The Indian parliament has approved a bill that bans the secular right of a Muslim man to divorce his wife immediately, raising allegations of government interference in a community issue.
Narendra Modi's Hindu nationalist administration has pushed to criminalize the "triple talaq", according to which a man can divorce by pronouncing the word "talaq", which means divorce in Arabic, three times in the presence of his wife.
After the vote in the upper house on Tuesday, now only the president's signature is required – considered a formality – to become law.
The lower house supported the bill, which will make anyone who practiced the immediate divorce subject to legal action last week. India is one of the few countries where the practice has survived the law. It was declared "unconstitutional" by the Supreme Court two years ago.
"This is a historic day, the injustice that was happening with Muslim women, the Indian parliament gave them justice," said law minister Ravi Shankar Prasad in Delhi.
Some Indian Muslim groups have claimed that triple talaq is wrong, but they believe the practice should be reviewed by community leaders rather than by the government.

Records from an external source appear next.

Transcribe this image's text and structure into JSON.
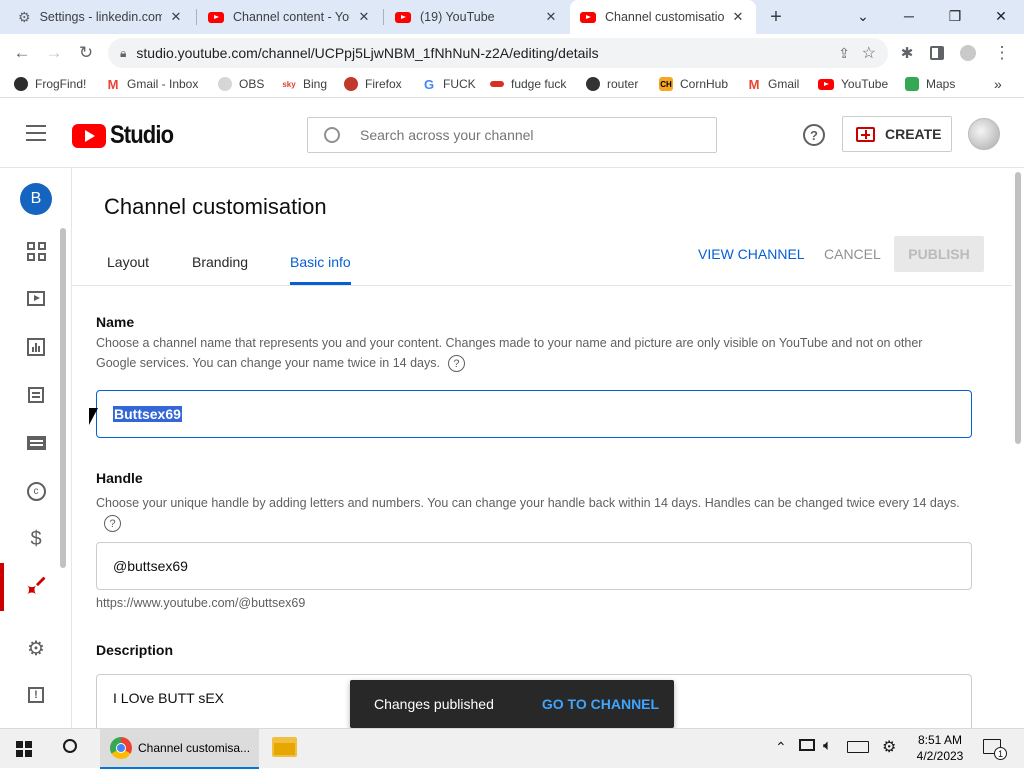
{
  "browser": {
    "tabs": [
      {
        "title": "Settings - linkedin.com",
        "icon": "gear-icon"
      },
      {
        "title": "Channel content - YouTube",
        "icon": "youtube-icon"
      },
      {
        "title": "(19) YouTube",
        "icon": "youtube-icon"
      },
      {
        "title": "Channel customisation",
        "icon": "youtube-icon"
      }
    ],
    "url": "studio.youtube.com/channel/UCPpj5LjwNBM_1fNhNuN-z2A/editing/details",
    "bookmarks": [
      "FrogFind!",
      "Gmail - Inbox",
      "OBS",
      "Bing",
      "Firefox",
      "FUCK",
      "fudge fuck",
      "router",
      "CornHub",
      "Gmail",
      "YouTube",
      "Maps"
    ],
    "bookmark_colors": [
      "#2d2d2d",
      "#ea4335",
      "#777777",
      "#e33b2e",
      "#c0392b",
      "#4285f4",
      "#d93025",
      "#333333",
      "#f5a623",
      "#ea4335",
      "#ff0000",
      "#34a853"
    ]
  },
  "studio": {
    "logo_text": "Studio",
    "search_placeholder": "Search across your channel",
    "create_label": "CREATE",
    "avatar_letter": "B"
  },
  "page": {
    "title": "Channel customisation",
    "tabs": [
      "Layout",
      "Branding",
      "Basic info"
    ],
    "active_tab": "Basic info",
    "view_channel": "VIEW CHANNEL",
    "cancel": "CANCEL",
    "publish": "PUBLISH"
  },
  "name_section": {
    "heading": "Name",
    "description": "Choose a channel name that represents you and your content. Changes made to your name and picture are only visible on YouTube and not on other Google services. You can change your name twice in 14 days.",
    "value": "Buttsex69"
  },
  "handle_section": {
    "heading": "Handle",
    "description": "Choose your unique handle by adding letters and numbers. You can change your handle back within 14 days. Handles can be changed twice every 14 days.",
    "value": "@buttsex69",
    "url": "https://www.youtube.com/@buttsex69"
  },
  "description_section": {
    "heading": "Description",
    "value": "I LOve BUTT sEX"
  },
  "toast": {
    "message": "Changes published",
    "action": "GO TO CHANNEL"
  },
  "taskbar": {
    "active_app": "Channel customisa...",
    "time": "8:51 AM",
    "date": "4/2/2023",
    "notification_count": "1"
  },
  "colors": {
    "accent_blue": "#065fd4",
    "youtube_red": "#ff0000",
    "selection_blue": "#3367d6"
  }
}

Asaduddin Owaisi, MP of the All India Majlis-e-Ittehadul Muslimeen opposition, said the BJP failed to reform Hindu society and was instead targeting Muslims.
Critics have long accused the BJP of prejudice against minority Muslims. The BJP denies the accusation but states that it opposes the pacification of any community.